Food cravings aren’t about food. They’re about the feeling(s) that food represents.
Stay with me here…
I used to crave ice cream ALL THE TIME. Ice cream was one of my go-to foods. I couldn’t keep it in the house. If a half gallon was in the freezer it was gone within a day. I loved letting it sit out for a few minutes to get extra soft and creamy. Eating ice cream was an escape and a soft spot to land, especially on stressful days.
We discovered Bruster’s Ice Cream when we moved to Georgia (it’s the best ice cream around). We would visit the local shop every week because I couldn’t get enough. I wanted to go every day! I was super homesick and at the time ice cream was comforting.
Ice cream was a special treat, a reward, or a break from the ordinary. “Let’s go for ice cream!” or “I could really go for some ice cream.” It was fun!
Then one day it hit me… it wasn’t about the ice cream. It was about the feelings I was seeking; relief, comfort, fun.
Eating had become a familiar pathway that formed in my brain. Food cravings provided access to a well-traveled road; a habit that had formed long ago.
Too many times I see people trying to find substitutes for their constant food cravings (I used to be one of them). But when strong food cravings strike, the solution is not found in healthier, more acceptable food alternatives.
The answer to my constant ice cream craving wasn’t found in a low-calorie or low-fat alternative. Whipping up frozen bananas as a “healthy” choice didn’t resolve my urge for the sweet treat. Seeking alternative food only reinforces the well-worn path – the belief that food will make it better. That's why cravings never truly go away.
The solution to stopping constant food cravings is understanding why you have the urge to eat in the first place, especially when you're not physically hungry.
Eating only satisfies the craving temporarily. Like any addiction, we’re left chasing the high that never goes away.

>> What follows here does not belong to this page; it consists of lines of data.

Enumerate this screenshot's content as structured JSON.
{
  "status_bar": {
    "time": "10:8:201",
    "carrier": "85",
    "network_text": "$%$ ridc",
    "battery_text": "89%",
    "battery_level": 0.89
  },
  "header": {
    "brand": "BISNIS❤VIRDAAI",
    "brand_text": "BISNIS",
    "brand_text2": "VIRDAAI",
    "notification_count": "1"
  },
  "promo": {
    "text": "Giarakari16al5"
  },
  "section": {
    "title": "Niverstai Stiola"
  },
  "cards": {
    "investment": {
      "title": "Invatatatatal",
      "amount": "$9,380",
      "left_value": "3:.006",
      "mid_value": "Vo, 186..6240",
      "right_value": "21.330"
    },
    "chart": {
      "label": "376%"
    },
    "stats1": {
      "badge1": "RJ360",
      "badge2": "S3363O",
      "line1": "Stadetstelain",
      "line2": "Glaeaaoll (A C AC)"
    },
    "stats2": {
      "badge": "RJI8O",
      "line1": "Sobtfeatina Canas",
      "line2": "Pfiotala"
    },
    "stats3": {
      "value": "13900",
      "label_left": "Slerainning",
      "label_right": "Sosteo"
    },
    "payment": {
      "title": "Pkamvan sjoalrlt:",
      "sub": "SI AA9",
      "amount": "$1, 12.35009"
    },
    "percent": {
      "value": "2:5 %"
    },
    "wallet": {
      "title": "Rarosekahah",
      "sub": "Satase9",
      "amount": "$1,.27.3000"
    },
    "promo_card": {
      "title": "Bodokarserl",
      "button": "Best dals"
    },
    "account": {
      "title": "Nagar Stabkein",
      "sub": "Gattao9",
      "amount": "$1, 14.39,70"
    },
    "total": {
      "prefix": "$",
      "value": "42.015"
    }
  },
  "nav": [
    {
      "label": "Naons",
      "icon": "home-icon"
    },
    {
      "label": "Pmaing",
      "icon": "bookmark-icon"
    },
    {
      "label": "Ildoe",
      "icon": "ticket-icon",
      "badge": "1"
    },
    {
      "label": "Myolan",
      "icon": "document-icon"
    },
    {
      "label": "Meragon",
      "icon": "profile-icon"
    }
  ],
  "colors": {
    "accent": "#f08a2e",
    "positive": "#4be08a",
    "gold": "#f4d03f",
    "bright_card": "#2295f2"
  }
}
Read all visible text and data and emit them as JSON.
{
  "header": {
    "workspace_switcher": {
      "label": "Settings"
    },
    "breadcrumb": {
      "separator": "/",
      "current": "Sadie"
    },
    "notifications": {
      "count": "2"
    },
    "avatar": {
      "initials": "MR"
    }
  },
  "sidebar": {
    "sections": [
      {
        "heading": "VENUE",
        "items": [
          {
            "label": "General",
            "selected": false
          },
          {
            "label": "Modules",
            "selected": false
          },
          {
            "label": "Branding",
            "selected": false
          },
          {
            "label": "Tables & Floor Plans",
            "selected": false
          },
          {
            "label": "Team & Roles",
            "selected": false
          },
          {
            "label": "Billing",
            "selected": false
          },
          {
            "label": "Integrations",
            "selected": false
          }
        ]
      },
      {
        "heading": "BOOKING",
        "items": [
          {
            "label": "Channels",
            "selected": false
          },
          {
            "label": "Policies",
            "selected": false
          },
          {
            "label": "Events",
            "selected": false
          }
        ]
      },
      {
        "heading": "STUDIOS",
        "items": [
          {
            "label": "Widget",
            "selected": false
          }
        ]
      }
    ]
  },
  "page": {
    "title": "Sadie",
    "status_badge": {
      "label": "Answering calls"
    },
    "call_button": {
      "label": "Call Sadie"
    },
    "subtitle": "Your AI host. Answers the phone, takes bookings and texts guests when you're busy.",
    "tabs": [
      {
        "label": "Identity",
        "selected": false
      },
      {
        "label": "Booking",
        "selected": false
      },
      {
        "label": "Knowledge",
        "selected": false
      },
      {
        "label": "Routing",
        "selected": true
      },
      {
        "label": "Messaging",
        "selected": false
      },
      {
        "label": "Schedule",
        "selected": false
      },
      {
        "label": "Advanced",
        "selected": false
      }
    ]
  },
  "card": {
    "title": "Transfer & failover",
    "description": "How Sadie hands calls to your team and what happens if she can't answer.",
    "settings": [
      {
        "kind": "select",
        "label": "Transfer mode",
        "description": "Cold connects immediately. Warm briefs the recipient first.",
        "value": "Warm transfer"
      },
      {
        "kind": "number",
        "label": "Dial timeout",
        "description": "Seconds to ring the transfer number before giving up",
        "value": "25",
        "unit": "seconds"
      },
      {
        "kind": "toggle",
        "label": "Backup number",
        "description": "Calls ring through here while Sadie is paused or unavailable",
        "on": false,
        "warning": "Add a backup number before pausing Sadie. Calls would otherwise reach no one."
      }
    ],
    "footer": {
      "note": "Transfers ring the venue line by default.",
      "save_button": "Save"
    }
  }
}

The magic comes from knowing what’s behind the craving and the feeling you’re trying to feed. Once you’re on to yourself the cravings will subside.
I still enjoy Bruster's on occasion. The difference now is that I'm able to make a conscious, deliberate choice to eat ice cream when I want to, as opposed to feeling controlled by cravings.
Here are some questions that will help you get to know your food cravings better:
What feeling are you trying to find?
What feeling are you trying to avoid?
How will food help?
What can you do instead of eating?
Understanding your food cravings is how you take your power back.
P.S. To take control of your cravings and overcome emotional eating join me on a discovery call. Learn how to trust yourself and heal your relationship with food. Book a discovery call here.